Landscape vs. Vegetative Arrangements

Before we begin making the different arrangements each week, we look at examples in our floral design textbooks. This week’s designs were a landscape arrangement and a vegetative design. But when we looked at the example pictures, they looked EXACTLY THE SAME.

Fortunately, our professor is brilliant and explained in very simple terms the difference between the two (something our books didn’t accomplish):

The materials in landscape arrangements represent other things (mountains, paths, trees, etc). The materials in vegetative arrangements are themselves, as they would appear in an overgrown, unattended garden.

The above picture shows my landscape arrangement. The tall green things on the left (Bells of Ireland) represent clouds, while the tall green stalk and purple flowers (Gladiolas) on the right represent mountains (okay, so they’re really skinny mountains — use your imagination) and the purple flowers in the middle (Delphinium) represent trees. The various plants along the bottom represent different plants, like bushes and hedges.

The above picture is my vegetative design. These arrangements should basically look like you went out to an abandoned house’s untended garden and cut part of it out to put in a bowl. Things aren’t grouped together, symmetry is open and the materials don’t have to be perfect. Browning leaves and droopy flowers fit right in with this design.

Corsages with Wires

The Battle of the Flowers has finally drawn blood.

There I was, stabbing flowers of various shapes and sizes with wires to make corsages. One particularly stubborn mum just did not want the wire to go through it correctly. As I struggled to push the wire through the center of the mum, aiming for the stem, it suddenly went through — pricking me right on the thumb. I continued on, only aware of a slight stinging, when suddenly I realized blood was trailing down my thumb to my wrist.

I quickly attended to my wound, and kept on with the war effort. Suffice it to say, I survived, vanquishing my foe.

Hand-tied and Holder Bouquets
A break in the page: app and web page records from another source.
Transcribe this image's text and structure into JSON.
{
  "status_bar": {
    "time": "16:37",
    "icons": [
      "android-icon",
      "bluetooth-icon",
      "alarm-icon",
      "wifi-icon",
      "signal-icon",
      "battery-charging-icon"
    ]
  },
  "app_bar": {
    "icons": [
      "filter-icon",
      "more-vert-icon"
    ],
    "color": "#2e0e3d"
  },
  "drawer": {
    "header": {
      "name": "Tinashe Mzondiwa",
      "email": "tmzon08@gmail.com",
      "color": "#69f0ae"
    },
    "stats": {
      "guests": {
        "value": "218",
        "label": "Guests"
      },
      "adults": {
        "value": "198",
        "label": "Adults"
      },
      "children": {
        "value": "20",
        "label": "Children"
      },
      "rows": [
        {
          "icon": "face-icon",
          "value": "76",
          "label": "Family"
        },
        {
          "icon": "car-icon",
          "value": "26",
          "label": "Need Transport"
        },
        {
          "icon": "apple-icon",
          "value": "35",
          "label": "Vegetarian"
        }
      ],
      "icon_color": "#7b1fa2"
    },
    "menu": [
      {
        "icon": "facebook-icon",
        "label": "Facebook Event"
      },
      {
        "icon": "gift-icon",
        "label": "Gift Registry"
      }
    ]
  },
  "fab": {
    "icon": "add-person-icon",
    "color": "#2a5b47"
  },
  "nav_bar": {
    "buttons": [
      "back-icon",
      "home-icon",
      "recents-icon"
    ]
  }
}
On New Years, I attended the wedding of one of my neighbors’ twin daughters. Two and a half months later, the second twin also got married. From the first, my family got leftover food. From the second, we got one of the bouquets that was displayed as a centerpiece at the reception.

We were able to enjoy the bouquet for more than a week — definitely longer than the food. How? The florist used a technique called hand-tying. Using this, the stems can be kept fairly long — long enough to put in a vase. Keeping the bouquet in water (fortified with plant food) meant we got to enjoy a lovely touch of nature on our kitchen counter, whereas if the bouquet had been made using a holder, it would have barely lasted two days. Continue reading

Every Rose has its Thorn

Floral Design 2 began on Monday with quite a big bang — the classic dozen-rose arrangement! A big part of this class is pricing items out, and this arrangement would sell for $75. But to make sure the customer feels like they’re getting their money’s worth, you have to make the design as big and beautiful as possible!

Guess how tall the arrangement in the picture below is. Go ahead, guess.


25 inches. This arrangement is more than two feet tall!

If you compare it to the arrangement below, it certainly seems to be the more expensive of the two…


But this smaller arrangement is only about $5 less than the first!

“It’s so SMALL though,” you might say.

True, but the flowers and greenery are the same. The labor and time spent making the arrangement is the same. The materials (knives, preservative, Green Glow) are the same. The only real differences are the vase and about 15 inches in height.

If that seems too steep, try getting different flowers. Mums and gerbera daisies are just as lovely, but much cheaper, after all!